Not so terrible. But there is more:
What if this bear market ends when everyone stops thinking about stocks? Corrections end with fear spikes.Real bear markets end when nobody cares any more.
Tuesday, March 3, 2009
I warned about Facebook and putting too much info online. Here is an item from the local newspaper: Oceanside teen sues Facebook Online taunting spilled into bullying at school.
I have some business colleagues that wanted to "friend" me on Facebook and I was hesitant to co- mingle them with my colleges buds. You never know what people from the young and foolish past might post.
Something from James Grant, Interest Rate Observer:
Citizen asks: "When will the pain of the bear market be over?"
Answer: "When you give up asking"
Something from Alex Spiroglou in a chat room:
Whenever a market slide has become subject to a downside target auction, a bottom is usually very near. (commenting on the number of posts this group of professional market technicians concerning where the market will eventually bottom - majority say 620 on the S&P 500)
Here is some viral (non) video making the rounds explaining TARP.
Like pouring water on sand. No matter how much water you pour on it, you still just have sand.
Maybe we can get some of Jack Black's "Va-Poo-Rizer" and just spray it all away!
Sunday, March 1, 2009
Long before stocks and bonds were a significant part of the individual's portfolio, returns were in single digits and a big day on the Dow was 40 points in either direction. And I am not talking about the 1940s. I remember working on the trading desk (muni bonds) and the Dow never hit 100 points of change in the mid-1980s. Of course, that was pre-crash.

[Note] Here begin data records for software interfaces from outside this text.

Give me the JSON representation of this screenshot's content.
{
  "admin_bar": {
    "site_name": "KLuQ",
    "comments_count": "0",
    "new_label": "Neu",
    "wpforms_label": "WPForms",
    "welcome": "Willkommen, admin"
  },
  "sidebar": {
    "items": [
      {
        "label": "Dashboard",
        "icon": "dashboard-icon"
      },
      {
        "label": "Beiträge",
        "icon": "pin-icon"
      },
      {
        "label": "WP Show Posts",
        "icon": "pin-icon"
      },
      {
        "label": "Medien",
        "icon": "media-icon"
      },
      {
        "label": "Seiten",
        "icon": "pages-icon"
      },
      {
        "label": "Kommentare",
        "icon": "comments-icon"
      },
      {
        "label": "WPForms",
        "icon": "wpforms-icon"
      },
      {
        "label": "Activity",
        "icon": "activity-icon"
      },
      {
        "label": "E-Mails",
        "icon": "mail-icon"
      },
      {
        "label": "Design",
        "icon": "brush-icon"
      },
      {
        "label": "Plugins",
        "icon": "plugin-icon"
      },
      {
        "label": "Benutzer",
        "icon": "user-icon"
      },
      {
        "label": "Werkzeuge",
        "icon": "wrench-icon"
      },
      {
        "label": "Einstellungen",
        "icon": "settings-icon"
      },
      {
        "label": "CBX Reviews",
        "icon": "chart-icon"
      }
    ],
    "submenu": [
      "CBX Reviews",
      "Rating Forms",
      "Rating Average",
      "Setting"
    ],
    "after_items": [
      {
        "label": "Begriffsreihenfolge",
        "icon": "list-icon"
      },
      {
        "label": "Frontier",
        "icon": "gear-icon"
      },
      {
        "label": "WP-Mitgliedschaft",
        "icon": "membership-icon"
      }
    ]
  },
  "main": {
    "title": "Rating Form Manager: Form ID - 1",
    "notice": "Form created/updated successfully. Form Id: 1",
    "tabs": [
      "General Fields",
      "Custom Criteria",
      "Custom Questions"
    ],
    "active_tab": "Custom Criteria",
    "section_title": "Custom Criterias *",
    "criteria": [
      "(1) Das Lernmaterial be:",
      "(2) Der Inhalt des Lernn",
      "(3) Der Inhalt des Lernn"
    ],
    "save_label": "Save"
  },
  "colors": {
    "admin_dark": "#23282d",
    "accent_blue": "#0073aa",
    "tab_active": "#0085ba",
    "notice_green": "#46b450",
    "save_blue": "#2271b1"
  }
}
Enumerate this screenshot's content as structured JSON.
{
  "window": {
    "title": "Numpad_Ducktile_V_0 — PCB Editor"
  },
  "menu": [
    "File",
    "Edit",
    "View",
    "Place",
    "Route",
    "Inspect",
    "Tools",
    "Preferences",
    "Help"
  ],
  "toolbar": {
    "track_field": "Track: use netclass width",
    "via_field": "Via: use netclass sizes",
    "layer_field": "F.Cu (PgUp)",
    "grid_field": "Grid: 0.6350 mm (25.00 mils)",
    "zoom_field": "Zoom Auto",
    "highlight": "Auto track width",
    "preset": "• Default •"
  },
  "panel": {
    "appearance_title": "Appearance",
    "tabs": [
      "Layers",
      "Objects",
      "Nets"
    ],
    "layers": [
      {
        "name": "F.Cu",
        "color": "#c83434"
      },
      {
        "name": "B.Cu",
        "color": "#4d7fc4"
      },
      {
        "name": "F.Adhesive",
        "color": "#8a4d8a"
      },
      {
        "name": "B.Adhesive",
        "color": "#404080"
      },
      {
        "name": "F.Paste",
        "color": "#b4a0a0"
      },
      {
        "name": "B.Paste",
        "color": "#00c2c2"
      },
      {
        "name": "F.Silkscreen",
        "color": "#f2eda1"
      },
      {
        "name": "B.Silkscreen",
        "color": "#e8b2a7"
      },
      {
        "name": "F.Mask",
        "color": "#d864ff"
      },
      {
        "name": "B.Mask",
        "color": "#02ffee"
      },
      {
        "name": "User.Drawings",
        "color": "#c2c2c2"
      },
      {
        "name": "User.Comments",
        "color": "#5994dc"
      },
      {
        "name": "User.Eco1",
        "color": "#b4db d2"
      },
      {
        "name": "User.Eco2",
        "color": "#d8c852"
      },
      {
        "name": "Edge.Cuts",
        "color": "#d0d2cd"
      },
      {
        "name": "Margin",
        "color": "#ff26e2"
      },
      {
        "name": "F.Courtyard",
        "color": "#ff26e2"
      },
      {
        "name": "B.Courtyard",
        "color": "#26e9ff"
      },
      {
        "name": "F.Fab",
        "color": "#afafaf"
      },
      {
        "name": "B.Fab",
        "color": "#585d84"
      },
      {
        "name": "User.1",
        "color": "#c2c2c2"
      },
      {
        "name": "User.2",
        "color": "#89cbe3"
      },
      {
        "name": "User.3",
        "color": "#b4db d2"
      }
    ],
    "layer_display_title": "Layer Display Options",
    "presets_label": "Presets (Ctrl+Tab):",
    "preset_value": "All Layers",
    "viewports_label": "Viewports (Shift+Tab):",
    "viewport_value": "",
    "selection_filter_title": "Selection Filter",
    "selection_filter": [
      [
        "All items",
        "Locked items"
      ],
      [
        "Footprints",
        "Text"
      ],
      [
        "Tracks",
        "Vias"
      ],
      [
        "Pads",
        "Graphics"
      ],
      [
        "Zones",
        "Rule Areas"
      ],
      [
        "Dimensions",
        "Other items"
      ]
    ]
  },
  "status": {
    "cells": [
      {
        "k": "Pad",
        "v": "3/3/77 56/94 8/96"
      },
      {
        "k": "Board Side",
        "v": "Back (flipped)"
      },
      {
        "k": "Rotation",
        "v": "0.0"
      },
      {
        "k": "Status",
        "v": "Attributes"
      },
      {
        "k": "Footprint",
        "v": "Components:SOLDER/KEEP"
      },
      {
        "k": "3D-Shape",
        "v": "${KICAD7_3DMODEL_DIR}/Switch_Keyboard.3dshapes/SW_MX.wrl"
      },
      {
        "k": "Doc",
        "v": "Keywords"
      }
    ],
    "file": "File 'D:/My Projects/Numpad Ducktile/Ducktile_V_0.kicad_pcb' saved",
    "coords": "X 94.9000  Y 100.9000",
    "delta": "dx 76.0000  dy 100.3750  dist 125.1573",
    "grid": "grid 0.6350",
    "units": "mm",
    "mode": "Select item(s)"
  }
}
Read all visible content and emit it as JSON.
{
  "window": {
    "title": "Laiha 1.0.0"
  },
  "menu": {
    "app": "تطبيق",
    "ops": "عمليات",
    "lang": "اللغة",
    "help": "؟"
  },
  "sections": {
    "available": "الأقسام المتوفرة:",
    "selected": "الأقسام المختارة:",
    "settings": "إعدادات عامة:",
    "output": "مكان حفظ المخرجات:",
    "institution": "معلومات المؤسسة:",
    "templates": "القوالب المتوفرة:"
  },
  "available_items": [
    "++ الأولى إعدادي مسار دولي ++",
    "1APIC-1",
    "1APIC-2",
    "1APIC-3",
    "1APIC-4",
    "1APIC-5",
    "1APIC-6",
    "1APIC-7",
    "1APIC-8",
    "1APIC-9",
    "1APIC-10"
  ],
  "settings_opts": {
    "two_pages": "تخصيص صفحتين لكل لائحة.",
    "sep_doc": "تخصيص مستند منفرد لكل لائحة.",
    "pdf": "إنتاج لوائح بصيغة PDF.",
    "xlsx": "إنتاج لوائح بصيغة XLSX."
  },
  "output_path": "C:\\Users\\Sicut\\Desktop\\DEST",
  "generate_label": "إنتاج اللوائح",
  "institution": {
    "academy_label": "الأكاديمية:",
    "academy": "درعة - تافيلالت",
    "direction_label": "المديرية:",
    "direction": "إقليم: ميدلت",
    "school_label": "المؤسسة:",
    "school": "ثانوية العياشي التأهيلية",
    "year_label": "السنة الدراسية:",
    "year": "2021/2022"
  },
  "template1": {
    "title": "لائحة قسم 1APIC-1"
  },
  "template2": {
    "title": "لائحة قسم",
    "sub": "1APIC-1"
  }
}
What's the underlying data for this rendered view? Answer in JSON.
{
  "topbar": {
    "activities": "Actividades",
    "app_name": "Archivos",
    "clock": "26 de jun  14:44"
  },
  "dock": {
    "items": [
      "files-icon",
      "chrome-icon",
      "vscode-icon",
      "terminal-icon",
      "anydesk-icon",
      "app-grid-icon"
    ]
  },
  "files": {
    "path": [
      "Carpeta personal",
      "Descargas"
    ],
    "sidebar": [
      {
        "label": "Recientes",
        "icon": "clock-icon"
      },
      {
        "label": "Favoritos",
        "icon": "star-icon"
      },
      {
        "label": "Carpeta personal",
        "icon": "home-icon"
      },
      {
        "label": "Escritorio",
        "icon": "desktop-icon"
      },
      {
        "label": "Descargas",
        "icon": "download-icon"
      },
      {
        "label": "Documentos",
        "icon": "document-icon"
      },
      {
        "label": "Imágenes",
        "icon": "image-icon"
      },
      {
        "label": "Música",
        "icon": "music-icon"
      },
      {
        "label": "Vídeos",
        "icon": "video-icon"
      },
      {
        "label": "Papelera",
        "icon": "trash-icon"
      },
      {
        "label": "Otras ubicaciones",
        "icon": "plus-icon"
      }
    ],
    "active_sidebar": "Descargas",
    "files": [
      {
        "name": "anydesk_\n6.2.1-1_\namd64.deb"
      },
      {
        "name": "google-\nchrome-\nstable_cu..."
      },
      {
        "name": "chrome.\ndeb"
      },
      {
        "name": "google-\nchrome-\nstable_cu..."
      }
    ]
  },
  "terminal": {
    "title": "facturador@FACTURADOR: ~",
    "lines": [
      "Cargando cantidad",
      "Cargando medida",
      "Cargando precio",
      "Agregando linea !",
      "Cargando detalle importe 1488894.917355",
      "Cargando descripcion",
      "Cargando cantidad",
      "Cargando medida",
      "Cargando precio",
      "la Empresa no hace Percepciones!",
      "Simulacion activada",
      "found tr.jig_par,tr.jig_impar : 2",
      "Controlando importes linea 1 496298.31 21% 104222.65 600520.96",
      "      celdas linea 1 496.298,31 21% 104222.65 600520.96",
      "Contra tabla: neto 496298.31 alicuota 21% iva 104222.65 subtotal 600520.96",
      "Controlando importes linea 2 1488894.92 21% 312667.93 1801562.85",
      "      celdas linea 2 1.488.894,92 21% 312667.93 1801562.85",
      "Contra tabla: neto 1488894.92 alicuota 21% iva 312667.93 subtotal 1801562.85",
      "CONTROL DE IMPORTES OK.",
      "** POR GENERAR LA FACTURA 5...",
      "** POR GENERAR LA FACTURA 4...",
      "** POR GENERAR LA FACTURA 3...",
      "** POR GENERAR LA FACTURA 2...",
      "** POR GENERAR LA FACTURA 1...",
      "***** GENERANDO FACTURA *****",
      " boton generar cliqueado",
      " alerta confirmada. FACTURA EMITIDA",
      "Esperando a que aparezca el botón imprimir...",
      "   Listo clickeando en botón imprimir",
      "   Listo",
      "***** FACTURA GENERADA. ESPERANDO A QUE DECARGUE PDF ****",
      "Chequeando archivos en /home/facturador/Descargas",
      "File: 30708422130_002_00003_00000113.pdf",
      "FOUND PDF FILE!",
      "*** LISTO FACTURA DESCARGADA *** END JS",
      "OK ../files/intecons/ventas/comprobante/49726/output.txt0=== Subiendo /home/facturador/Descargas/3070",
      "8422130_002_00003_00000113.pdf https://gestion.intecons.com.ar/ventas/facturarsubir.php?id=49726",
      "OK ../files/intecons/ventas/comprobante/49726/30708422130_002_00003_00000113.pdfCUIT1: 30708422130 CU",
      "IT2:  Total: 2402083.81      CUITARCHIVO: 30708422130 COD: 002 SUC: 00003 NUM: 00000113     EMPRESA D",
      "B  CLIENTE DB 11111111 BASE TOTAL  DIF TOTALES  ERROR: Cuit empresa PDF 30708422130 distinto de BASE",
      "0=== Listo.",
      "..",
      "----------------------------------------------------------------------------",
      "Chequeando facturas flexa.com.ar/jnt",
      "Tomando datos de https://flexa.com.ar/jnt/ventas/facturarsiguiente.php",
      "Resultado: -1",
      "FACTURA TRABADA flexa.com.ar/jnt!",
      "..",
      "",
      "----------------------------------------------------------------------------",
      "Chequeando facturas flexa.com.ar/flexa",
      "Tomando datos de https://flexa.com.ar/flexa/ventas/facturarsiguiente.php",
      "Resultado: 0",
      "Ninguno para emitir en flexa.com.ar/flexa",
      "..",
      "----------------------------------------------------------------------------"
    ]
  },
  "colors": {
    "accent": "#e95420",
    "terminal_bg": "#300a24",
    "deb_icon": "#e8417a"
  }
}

But I am getting off topic. The point is that nobody expected those 10% per year returns let alone the insane returns of the 1990s. Oil chugged along at some low range. Gold was back down to "normal" levels after the inflationary spiral of the Carter years. You get the point. We did not expect huge returns and people got along just fine.
Then we got the tech bubble. Boom! What happened to my Pacific Century Cyberworks? My Ventro corp B to B? Sock puppet-led Pets.com? But the groundwork was laid and appetites whetted such that low interest rates made the next bubble possible.
Real Estate. Then commodities just last year. We are conditioned to expect to make insane returns somewhere and when we cannot find them in legitimate arenas we make them up. Weapons of financial mass destruction indeed.
My point is that the stock market can be facing years of nothingness now. Our expectations have been shattered and so has the ability for the geniuses on Wall Street to create new "products." The entitlement well has dried up, friends, and we are going to have to figure out how to make a living. Working seems like a plan.
For investors, while I do think years from now we'll look back at bargains today, we probably do not have to rush back to get them.